Theory of Industrial Organization


This course is a Core Field Course of the “Industrial Economics, Markets and Organizations” specialization field of the 2nd year of the Master in Economics of the University of Paris Saclay. The objective of the course is to provide an advanced presentation of important topics of Industrial Organization. For each topic that will be covered in this course, the presentation will usually start with a discussion of seminal papers on which research has been build upon. Next, the class will move on to more recent models.

The course is taught by three Professors. It starts with an overview of the IO models and literature (class 1) with the aim to link the fields with applications in antitrust policy. In particular, how firms tend to abuse their dominant position or how they tacitly or not organize to collude (price or quantity fixing, or market sharing agreements). Class 2 looks how IO models have been used in the Law&Economics literature. The course then moves to model how prices are chosen in an environment where information is not perfect. First, consumers have search costs which prevent them from observing freely all prices (class 4). Next, firms themselves (class 5) can have imperfect information about their competitors (for example the level of their production costs). The course, next, focus on three important fields where IO models are used. First, there is research & development and in particular how the patent system is organized in order to provide firms with incentives to invest in R&D (class 6). Second, markets with a network structure (class 7) are studied. Third, many markets (notably when organized online) have a two-sided structure where a platform is needed for buyers to meet sellers (class 8). The course moves back to models where a dominant firm confronted with asymmetric information chooses its strategy to build a barrier to entry. First, how a dominant firm uses a nonlinear pricing strategy (e.g. quantity rebates) to prevent entry/expansion of a rival firm into the market (class 9). Second, a dominant firm uses a limit price (i.e. a price below its monopoly price) in order to signal to a potential entrant that the market is not profitable (class 10). Third, how imperfect information prevents a firm to abuse its dominant position (or to limit the abuse) when commitment is impeded by the fact that the other firms do not observe perfectly the action taken by the dominant firm (class 11). Finally, the course concludes on collusion (class 12).
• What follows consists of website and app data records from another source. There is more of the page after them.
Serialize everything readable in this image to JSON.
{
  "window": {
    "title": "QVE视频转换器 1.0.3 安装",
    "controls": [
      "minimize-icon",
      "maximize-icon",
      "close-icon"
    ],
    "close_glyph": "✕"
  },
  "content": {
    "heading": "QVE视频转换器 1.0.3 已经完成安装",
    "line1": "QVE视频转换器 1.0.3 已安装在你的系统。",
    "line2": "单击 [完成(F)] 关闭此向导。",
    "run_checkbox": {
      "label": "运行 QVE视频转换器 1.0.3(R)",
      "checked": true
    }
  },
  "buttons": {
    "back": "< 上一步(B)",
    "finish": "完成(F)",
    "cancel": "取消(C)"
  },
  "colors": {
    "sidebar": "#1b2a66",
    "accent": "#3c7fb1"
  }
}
1. Overview of IO I
2. Law&Economics: an IO perspective
3. Search costs and competition I
4. Search costs and competition II
5. Patent
6. Network
7. Two-sided markets
8. Nonlinear pricing and exclusion
9. Limit Price
10. Commitment and information
11. Merger evaluation
12. Collusion


Various academic articles are discussed during each session.